Pathways to Education is a national, charitable organization working to make Canada a Graduation Nation. Partnering with dedicated community organizations, Pathways supports youth to graduate from high school and achieve their full potential. For over 15 years, our award-winning combination of academic, financial, social, and one-on-one supports has continued to successfully break the cycle of poverty through the power of education.

About the Canadian Native Friendship Centre – http://www.cnfc.ca/

The Canadian Native Friendship Centre (CNFC) was founded to help aboriginal newcomers to the city with referral services and social and recreational programs. It was, and remains, a gathering place for meetings, social events, and community gatherings. Today, CNFC continues to provide cultural, recreational, and social programming, and serves approximately 10,000 people annually through various programs, services, collaborations, and functions. CNFC is able to provide these services through the work of volunteers who expend approximately 5,000 hours on an annual basis.

About the Saskatoon Tribal Council – http://www.sktc.sk.ca/

Established in 1982, the Saskatoon Tribal Council (STC) improves the quality of life of Indigenous people through mutually beneficial partnerships with community organizations and industry. Opportunities for improved living are accessed through programs and services in education, health, safety, economic development, and financial investments in the broader community. Acting as a representative body for seven First Nations, STC delivers programs and services to those living in member communities and in the City of Saskatoon.

For more information, please contact:

Colleen Ryan
Director, Marketing and Communications
Pathways to Education Canada
Phone: 416 646 0123 x503
Email: [email protected]

Ron Walker
Executive Director
Canadian Native Friendship Centre
Email: [email protected]
Phone: 780 278 5003
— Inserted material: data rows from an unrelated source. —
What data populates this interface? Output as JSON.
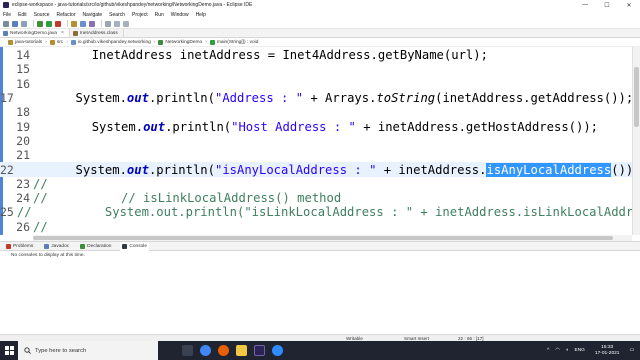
{
  "window": {
    "title": "eclipse-workspace - java-tutorials/src/io/github/vikeshpandey/networking/NetworkingDemo.java - Eclipse IDE",
    "minimize": "—",
    "maximize": "☐",
    "close": "✕"
  },
  "menu": [
    "File",
    "Edit",
    "Source",
    "Refactor",
    "Navigate",
    "Search",
    "Project",
    "Run",
    "Window",
    "Help"
  ],
  "tabs": [
    {
      "label": "NetworkingDemo.java",
      "close": "×"
    },
    {
      "label": "InetAddress.class",
      "close": ""
    }
  ],
  "breadcrumb": [
    "java-tutorials",
    "src",
    "io.github.vikeshpandey.networking",
    "NetworkingDemo",
    "main(String[]) : void"
  ],
  "editor": {
    "lines": [
      {
        "num": "14",
        "code": "        InetAddress inetAddress = Inet4Address.getByName(url);"
      },
      {
        "num": "15",
        "code": ""
      },
      {
        "num": "16",
        "code": ""
      },
      {
        "num": "17",
        "code_pre": "        System.",
        "field": "out",
        "code_post": ".println(",
        "string": "\"Address : \"",
        "code_tail": " + Arrays.",
        "method": "toString",
        "code_end": "(inetAddress.getAddress());"
      },
      {
        "num": "18",
        "code": ""
      },
      {
        "num": "19",
        "code_pre": "        System.",
        "field": "out",
        "code_post": ".println(",
        "string": "\"Host Address : \"",
        "code_tail": " + inetAddress.getHostAddress());"
      },
      {
        "num": "20",
        "code": ""
      },
      {
        "num": "21",
        "code": ""
      },
      {
        "num": "22",
        "code_pre": "        System.",
        "field": "out",
        "code_post": ".println(",
        "string": "\"isAnyLocalAddress : \"",
        "code_tail": " + inetAddress.",
        "selected": "isAnyLocalAddress",
        "code_end": "());"
      },
      {
        "num": "23",
        "comment": "//"
      },
      {
        "num": "24",
        "comment": "//          // isLinkLocalAddress() method"
      },
      {
        "num": "25",
        "comment": "//          System.out.println(\"isLinkLocalAddress : \" + inetAddress.isLinkLocalAddress());"
      },
      {
        "num": "26",
        "comment": "//"
      }
    ]
  },
  "panel": {
    "tabs": [
      "Problems",
      "Javadoc",
      "Declaration",
      "Console"
    ],
    "message": "No consoles to display at this time."
  },
  "status": {
    "mode": "Writable",
    "insert": "Smart Insert",
    "position": "22 : 66 : [17]"
  },
  "taskbar": {
    "search_placeholder": "Type here to search",
    "lang": "ENG",
    "time": "15:33",
    "date": "17-01-2021"
  }
}
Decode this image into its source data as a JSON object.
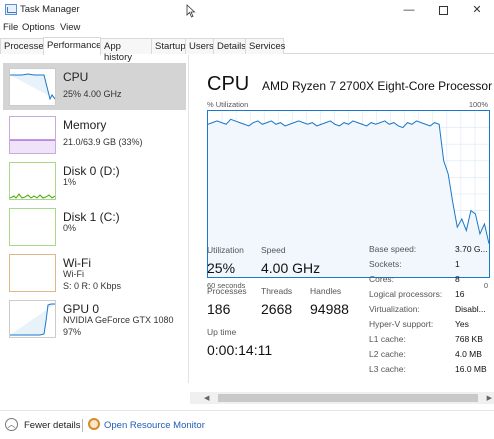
{
  "window": {
    "title": "Task Manager"
  },
  "menu": [
    "File",
    "Options",
    "View"
  ],
  "tabs": [
    "Processes",
    "Performance",
    "App history",
    "Startup",
    "Users",
    "Details",
    "Services"
  ],
  "sidebar": {
    "items": [
      {
        "title": "CPU",
        "lines": [
          "25% 4.00 GHz"
        ],
        "color": "#1a77c9"
      },
      {
        "title": "Memory",
        "lines": [
          "21.0/63.9 GB (33%)"
        ],
        "color": "#8b2fc9"
      },
      {
        "title": "Disk 0 (D:)",
        "lines": [
          "1%"
        ],
        "color": "#4da60c"
      },
      {
        "title": "Disk 1 (C:)",
        "lines": [
          "0%"
        ],
        "color": "#4da60c"
      },
      {
        "title": "Wi-Fi",
        "lines": [
          "Wi-Fi",
          "S: 0 R: 0 Kbps"
        ],
        "color": "#a74f01"
      },
      {
        "title": "GPU 0",
        "lines": [
          "NVIDIA GeForce GTX 1080",
          "97%"
        ],
        "color": "#1a77c9"
      }
    ]
  },
  "cpu": {
    "title": "CPU",
    "model": "AMD Ryzen 7 2700X Eight-Core Processor",
    "graph_label": "% Utilization",
    "graph_max": "100%",
    "graph_time": "60 seconds",
    "graph_min": "0",
    "utilization_label": "Utilization",
    "utilization_value": "25%",
    "speed_label": "Speed",
    "speed_value": "4.00 GHz",
    "processes_label": "Processes",
    "processes_value": "186",
    "threads_label": "Threads",
    "threads_value": "2668",
    "handles_label": "Handles",
    "handles_value": "94988",
    "uptime_label": "Up time",
    "uptime_value": "0:00:14:11",
    "specs": [
      {
        "label": "Base speed:",
        "value": "3.70 G..."
      },
      {
        "label": "Sockets:",
        "value": "1"
      },
      {
        "label": "Cores:",
        "value": "8"
      },
      {
        "label": "Logical processors:",
        "value": "16"
      },
      {
        "label": "Virtualization:",
        "value": "Disabl..."
      },
      {
        "label": "Hyper-V support:",
        "value": "Yes"
      },
      {
        "label": "L1 cache:",
        "value": "768 KB"
      },
      {
        "label": "L2 cache:",
        "value": "4.0 MB"
      },
      {
        "label": "L3 cache:",
        "value": "16.0 MB"
      }
    ],
    "history": [
      92,
      93,
      94,
      93,
      92,
      95,
      94,
      93,
      92,
      91,
      93,
      94,
      92,
      93,
      94,
      92,
      93,
      91,
      92,
      93,
      94,
      93,
      92,
      93,
      91,
      92,
      93,
      94,
      92,
      91,
      93,
      92,
      94,
      93,
      92,
      91,
      93,
      92,
      93,
      94,
      92,
      93,
      91,
      90,
      93,
      92,
      94,
      93,
      92,
      91,
      93,
      92,
      70,
      62,
      45,
      30,
      35,
      28,
      40,
      38,
      26,
      32,
      20
    ]
  },
  "footer": {
    "fewer_details": "Fewer details",
    "resource_monitor": "Open Resource Monitor"
  }
}
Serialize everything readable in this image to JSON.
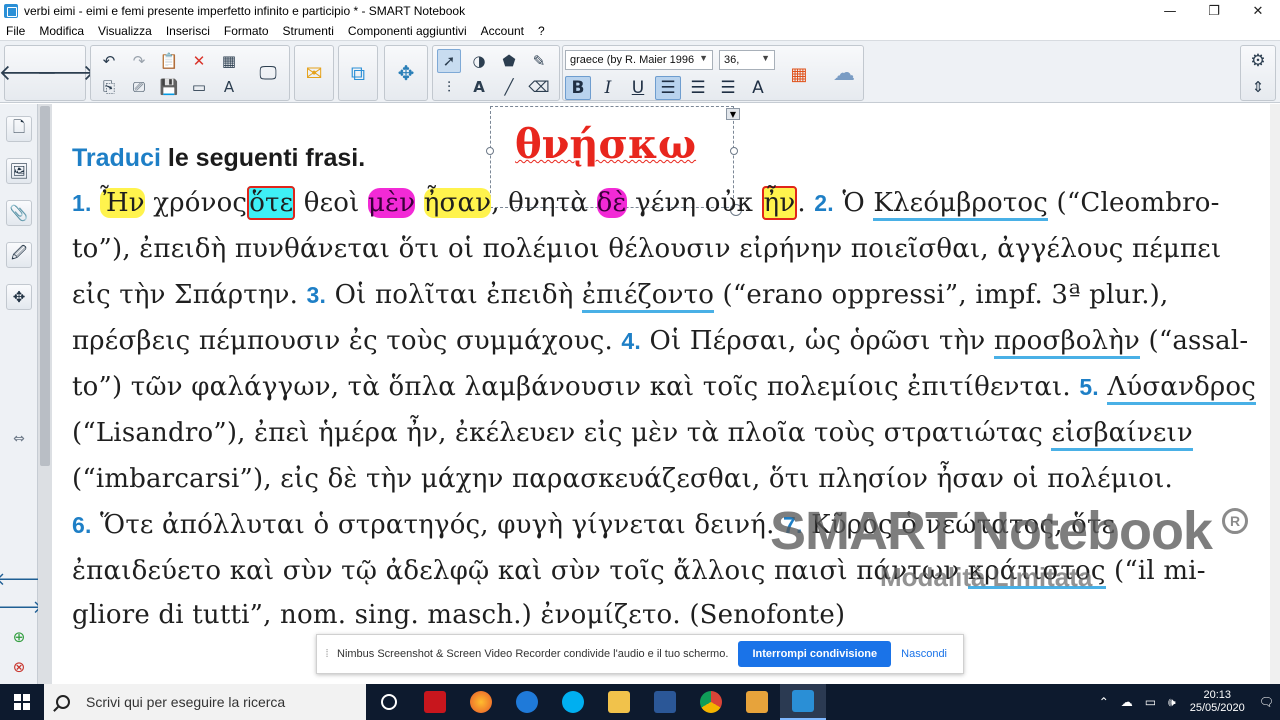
{
  "window": {
    "title": "verbi eimi - eimi e femi presente imperfetto infinito e participio * - SMART Notebook",
    "minimize": "—",
    "maximize": "❐",
    "close": "✕"
  },
  "menu": [
    "File",
    "Modifica",
    "Visualizza",
    "Inserisci",
    "Formato",
    "Strumenti",
    "Componenti aggiuntivi",
    "Account",
    "?"
  ],
  "toolbar": {
    "font_name": "graece (by R. Maier 1996",
    "font_size": "36,",
    "bold": "B",
    "italic": "I",
    "underline": "U"
  },
  "page": {
    "heading_blue": "Traduci",
    "heading_rest": " le seguenti frasi.",
    "textbox_word": "θνῄσκω",
    "lines": {
      "l1": {
        "n1": "1.",
        "a": " ",
        "hn": "Ἦν",
        "b": " χρόνος",
        "ote": "ὅτε",
        "c": " θεοὶ ",
        "men": "μὲν",
        "d": " ",
        "hsan": "ἦσαν",
        "e": ", θνητὰ ",
        "de": "δὲ",
        "f": " γένη οὐκ ",
        "hn2": "ἦν",
        "g": ". ",
        "n2": "2.",
        "h": " Ὁ ",
        "kleo": "Κλεόμβροτος",
        "i": " (“Cleombro-"
      },
      "l2": "to”), ἐπειδὴ πυνθάνεται ὅτι οἱ πολέμιοι θέλουσιν εἰρήνην ποιεῖσθαι, ἀγγέλους πέμπει",
      "l3": {
        "a": "εἰς τὴν Σπάρτην. ",
        "n3": "3.",
        "b": " Οἱ πολῖται ἐπειδὴ ",
        "epie": "ἐπιέζοντο",
        "c": " (“erano oppressi”, impf. 3ª plur.),"
      },
      "l4": {
        "a": "πρέσβεις πέμπουσιν ἐς τοὺς συμμάχους. ",
        "n4": "4.",
        "b": " Οἱ Πέρσαι, ὡς ὁρῶσι τὴν ",
        "pros": "προσβολὴν",
        "c": " (“assal-"
      },
      "l5": {
        "a": "to”) τῶν φαλάγγων, τὰ ὅπλα λαμβάνουσιν καὶ τοῖς πολεμίοις ἐπιτίθενται. ",
        "n5": "5.",
        "b": " ",
        "lys": "Λύσανδρος"
      },
      "l6": {
        "a": "(“Lisandro”), ἐπεὶ ἡμέρα ἦν, ἐκέλευεν εἰς μὲν τὰ πλοῖα τοὺς στρατιώτας ",
        "eis": "εἰσβαίνειν"
      },
      "l7": "(“imbarcarsi”), εἰς δὲ τὴν μάχην παρασκευάζεσθαι, ὅτι πλησίον ἦσαν οἱ πολέμιοι.",
      "l8": {
        "n6": "6.",
        "a": " Ὅτε ἀπόλλυται ὁ στρατηγός, φυγὴ γίγνεται δεινή. ",
        "n7": "7.",
        "b": " Κῦρος ὁ νεώτατος, ὅτε"
      },
      "l9": {
        "a": "ἐπαιδεύετο καὶ σὺν τῷ ἀδελφῷ καὶ σὺν τοῖς ἄλλοις παισὶ πάντων ",
        "krat": "κράτιστος",
        "b": " (“il mi-"
      },
      "l10": "gliore di tutti”, nom. sing. masch.) ἐνομίζετο. (Senofonte)"
    },
    "watermark": "SMART Notebook",
    "watermark_sub": "Modalità Limitata",
    "registered": "R"
  },
  "sharebar": {
    "message": "Nimbus Screenshot & Screen Video Recorder condivide l'audio e il tuo schermo.",
    "stop_label": "Interrompi condivisione",
    "hide_label": "Nascondi"
  },
  "taskbar": {
    "search_placeholder": "Scrivi qui per eseguire la ricerca",
    "time": "20:13",
    "date": "25/05/2020"
  },
  "colors": {
    "highlight_yellow": "#fff34d",
    "highlight_cyan": "#3ef0f6",
    "highlight_magenta": "#f22ad6",
    "ink_red": "#e0251b",
    "accent_blue": "#1e7fc6"
  }
}
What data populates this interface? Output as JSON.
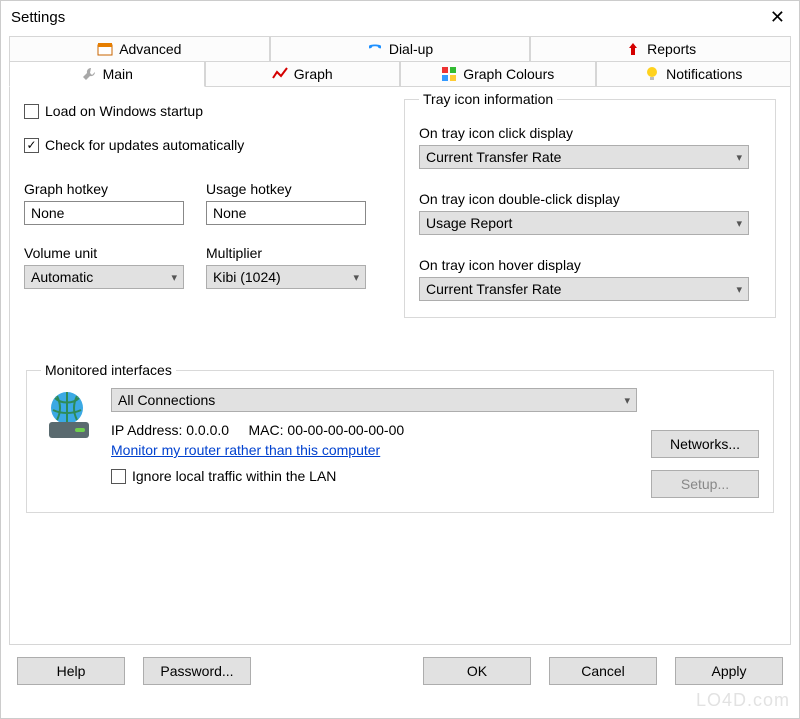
{
  "window": {
    "title": "Settings"
  },
  "tabs_top": {
    "advanced": "Advanced",
    "dialup": "Dial-up",
    "reports": "Reports"
  },
  "tabs_second": {
    "main": "Main",
    "graph": "Graph",
    "graph_colours": "Graph Colours",
    "notifications": "Notifications"
  },
  "main": {
    "load_startup_label": "Load on Windows startup",
    "check_updates_label": "Check for updates automatically",
    "graph_hotkey_label": "Graph hotkey",
    "graph_hotkey_value": "None",
    "usage_hotkey_label": "Usage hotkey",
    "usage_hotkey_value": "None",
    "volume_unit_label": "Volume unit",
    "volume_unit_value": "Automatic",
    "multiplier_label": "Multiplier",
    "multiplier_value": "Kibi (1024)"
  },
  "tray": {
    "legend": "Tray icon information",
    "click_label": "On tray icon click display",
    "click_value": "Current Transfer Rate",
    "dblclick_label": "On tray icon double-click display",
    "dblclick_value": "Usage Report",
    "hover_label": "On tray icon hover display",
    "hover_value": "Current Transfer Rate"
  },
  "monitored": {
    "legend": "Monitored interfaces",
    "connection_value": "All Connections",
    "ip_label": "IP Address:",
    "ip_value": "0.0.0.0",
    "mac_label": "MAC:",
    "mac_value": "00-00-00-00-00-00",
    "router_link": "Monitor my router rather than this computer",
    "ignore_lan_label": "Ignore local traffic within the LAN",
    "networks_btn": "Networks...",
    "setup_btn": "Setup..."
  },
  "buttons": {
    "help": "Help",
    "password": "Password...",
    "ok": "OK",
    "cancel": "Cancel",
    "apply": "Apply"
  },
  "watermark": "LO4D.com"
}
Priscilla Wolf
Communications & Media Relations
Saskatoon Tribal Council
Phone: 306 380 3935
Email: [email protected]